#### REQUIRED ACTION:
All lines holding the string "your" should be copied from the data below.

(Records from a data source)
========
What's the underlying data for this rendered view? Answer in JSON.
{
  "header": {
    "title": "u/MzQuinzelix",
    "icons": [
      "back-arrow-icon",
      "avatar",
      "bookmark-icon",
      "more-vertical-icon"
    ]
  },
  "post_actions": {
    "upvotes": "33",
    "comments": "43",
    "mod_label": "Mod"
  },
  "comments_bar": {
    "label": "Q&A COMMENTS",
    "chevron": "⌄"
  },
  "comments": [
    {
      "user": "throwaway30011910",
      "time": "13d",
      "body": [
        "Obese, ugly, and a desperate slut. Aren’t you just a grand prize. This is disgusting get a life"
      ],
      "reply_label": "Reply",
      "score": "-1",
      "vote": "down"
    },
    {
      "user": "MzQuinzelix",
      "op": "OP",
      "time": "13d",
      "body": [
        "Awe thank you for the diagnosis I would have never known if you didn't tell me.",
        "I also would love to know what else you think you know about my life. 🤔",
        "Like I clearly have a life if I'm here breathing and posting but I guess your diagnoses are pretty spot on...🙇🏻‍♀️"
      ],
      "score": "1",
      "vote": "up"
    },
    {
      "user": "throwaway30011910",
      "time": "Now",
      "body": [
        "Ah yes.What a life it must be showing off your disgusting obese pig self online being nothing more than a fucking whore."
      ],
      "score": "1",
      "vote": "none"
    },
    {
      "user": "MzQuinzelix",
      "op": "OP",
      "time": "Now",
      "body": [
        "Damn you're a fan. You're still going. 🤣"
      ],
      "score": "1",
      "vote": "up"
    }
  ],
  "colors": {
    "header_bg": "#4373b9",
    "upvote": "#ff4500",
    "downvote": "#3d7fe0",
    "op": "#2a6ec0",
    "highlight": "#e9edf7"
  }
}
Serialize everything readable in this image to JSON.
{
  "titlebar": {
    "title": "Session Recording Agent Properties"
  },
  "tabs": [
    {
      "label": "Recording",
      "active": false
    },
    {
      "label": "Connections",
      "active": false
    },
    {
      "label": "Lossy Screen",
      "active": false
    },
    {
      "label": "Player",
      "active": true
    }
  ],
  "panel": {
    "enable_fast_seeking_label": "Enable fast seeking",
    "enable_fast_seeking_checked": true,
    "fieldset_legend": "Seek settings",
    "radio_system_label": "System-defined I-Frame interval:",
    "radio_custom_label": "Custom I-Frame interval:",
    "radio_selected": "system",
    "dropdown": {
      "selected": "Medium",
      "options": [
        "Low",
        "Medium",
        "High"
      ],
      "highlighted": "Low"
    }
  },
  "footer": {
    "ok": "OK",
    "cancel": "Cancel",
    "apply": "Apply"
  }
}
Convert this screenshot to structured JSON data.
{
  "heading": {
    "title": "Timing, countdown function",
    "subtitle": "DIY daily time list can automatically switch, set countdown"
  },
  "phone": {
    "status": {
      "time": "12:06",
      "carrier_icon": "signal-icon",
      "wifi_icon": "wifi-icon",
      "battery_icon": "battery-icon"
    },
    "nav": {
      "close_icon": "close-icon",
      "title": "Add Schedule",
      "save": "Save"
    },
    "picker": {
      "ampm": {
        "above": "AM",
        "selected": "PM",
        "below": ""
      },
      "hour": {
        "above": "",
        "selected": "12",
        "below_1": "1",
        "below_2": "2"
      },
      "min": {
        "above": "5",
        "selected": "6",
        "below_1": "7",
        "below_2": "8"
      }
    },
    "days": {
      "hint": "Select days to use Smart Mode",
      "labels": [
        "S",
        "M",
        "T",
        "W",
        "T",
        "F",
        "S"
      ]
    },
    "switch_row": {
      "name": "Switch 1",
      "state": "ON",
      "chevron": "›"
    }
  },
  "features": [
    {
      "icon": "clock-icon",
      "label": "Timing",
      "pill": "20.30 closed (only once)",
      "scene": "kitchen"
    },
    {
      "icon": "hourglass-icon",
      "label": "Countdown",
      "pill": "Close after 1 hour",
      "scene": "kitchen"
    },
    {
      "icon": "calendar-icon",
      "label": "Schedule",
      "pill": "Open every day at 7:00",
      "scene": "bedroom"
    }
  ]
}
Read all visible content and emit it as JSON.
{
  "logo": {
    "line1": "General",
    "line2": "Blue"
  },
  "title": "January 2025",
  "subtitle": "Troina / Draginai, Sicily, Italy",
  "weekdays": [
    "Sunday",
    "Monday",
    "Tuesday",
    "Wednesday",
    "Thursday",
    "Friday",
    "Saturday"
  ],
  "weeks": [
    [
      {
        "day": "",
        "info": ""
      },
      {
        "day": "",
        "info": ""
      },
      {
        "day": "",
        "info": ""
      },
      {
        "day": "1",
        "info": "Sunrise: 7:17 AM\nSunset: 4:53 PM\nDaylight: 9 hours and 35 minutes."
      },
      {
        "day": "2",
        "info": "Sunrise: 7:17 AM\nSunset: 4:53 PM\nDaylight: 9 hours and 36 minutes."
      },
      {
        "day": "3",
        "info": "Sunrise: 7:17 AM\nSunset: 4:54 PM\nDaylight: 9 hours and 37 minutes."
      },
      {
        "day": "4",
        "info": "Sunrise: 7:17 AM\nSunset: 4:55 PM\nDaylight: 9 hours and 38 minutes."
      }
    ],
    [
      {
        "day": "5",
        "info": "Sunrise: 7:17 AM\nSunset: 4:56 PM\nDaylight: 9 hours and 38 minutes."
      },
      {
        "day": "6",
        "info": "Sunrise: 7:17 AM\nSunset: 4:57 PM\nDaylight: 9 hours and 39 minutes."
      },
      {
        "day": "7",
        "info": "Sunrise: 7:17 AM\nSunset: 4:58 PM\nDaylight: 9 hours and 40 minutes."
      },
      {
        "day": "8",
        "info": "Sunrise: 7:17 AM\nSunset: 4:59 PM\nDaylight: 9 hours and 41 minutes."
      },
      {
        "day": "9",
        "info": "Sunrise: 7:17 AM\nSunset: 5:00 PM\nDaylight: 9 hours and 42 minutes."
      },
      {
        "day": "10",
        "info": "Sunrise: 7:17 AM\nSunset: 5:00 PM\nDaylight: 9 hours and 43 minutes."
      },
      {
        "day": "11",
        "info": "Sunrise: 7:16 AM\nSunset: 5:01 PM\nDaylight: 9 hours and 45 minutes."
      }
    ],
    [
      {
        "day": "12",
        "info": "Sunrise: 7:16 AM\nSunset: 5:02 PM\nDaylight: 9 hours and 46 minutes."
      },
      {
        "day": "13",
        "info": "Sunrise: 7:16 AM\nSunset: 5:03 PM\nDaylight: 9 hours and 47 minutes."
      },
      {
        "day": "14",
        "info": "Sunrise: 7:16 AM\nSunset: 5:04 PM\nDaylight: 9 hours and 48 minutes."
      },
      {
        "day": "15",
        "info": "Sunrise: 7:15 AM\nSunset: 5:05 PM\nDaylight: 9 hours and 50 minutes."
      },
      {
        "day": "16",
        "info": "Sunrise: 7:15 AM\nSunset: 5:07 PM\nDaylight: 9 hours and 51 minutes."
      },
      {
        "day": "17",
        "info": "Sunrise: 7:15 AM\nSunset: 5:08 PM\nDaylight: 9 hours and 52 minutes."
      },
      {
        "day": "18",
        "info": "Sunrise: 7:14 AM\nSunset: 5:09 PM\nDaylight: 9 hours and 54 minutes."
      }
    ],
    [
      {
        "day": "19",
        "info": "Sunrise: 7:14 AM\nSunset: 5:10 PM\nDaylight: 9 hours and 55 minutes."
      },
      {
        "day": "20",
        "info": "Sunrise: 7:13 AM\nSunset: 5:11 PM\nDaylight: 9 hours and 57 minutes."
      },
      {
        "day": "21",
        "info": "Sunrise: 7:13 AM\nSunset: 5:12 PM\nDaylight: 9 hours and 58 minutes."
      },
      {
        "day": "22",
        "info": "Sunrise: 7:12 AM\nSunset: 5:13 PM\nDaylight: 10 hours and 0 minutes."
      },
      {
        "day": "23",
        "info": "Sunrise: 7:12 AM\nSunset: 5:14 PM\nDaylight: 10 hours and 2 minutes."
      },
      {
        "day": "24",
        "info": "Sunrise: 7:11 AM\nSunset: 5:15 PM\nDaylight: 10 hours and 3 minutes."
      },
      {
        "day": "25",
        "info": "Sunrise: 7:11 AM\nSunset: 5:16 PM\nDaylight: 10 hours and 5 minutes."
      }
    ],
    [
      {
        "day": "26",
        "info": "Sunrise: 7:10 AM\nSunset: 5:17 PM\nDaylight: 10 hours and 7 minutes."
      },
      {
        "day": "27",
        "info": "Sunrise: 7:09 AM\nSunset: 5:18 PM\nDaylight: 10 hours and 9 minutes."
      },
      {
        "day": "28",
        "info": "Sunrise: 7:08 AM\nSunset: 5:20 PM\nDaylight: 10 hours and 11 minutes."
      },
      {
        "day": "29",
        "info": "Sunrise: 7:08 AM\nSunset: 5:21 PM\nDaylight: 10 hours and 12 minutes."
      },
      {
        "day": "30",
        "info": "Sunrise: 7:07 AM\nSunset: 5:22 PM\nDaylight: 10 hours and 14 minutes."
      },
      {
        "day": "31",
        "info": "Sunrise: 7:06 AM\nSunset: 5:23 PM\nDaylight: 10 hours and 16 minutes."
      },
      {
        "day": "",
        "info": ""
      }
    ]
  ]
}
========
#### RESPONSE:
        "Like I clearly have a life if I'm here breathing and posting but I guess your diagnoses are pretty spot on...🙇🏻‍♀️"
        "Ah yes.What a life it must be showing off your disgusting obese pig self online being nothing more than a fucking whore."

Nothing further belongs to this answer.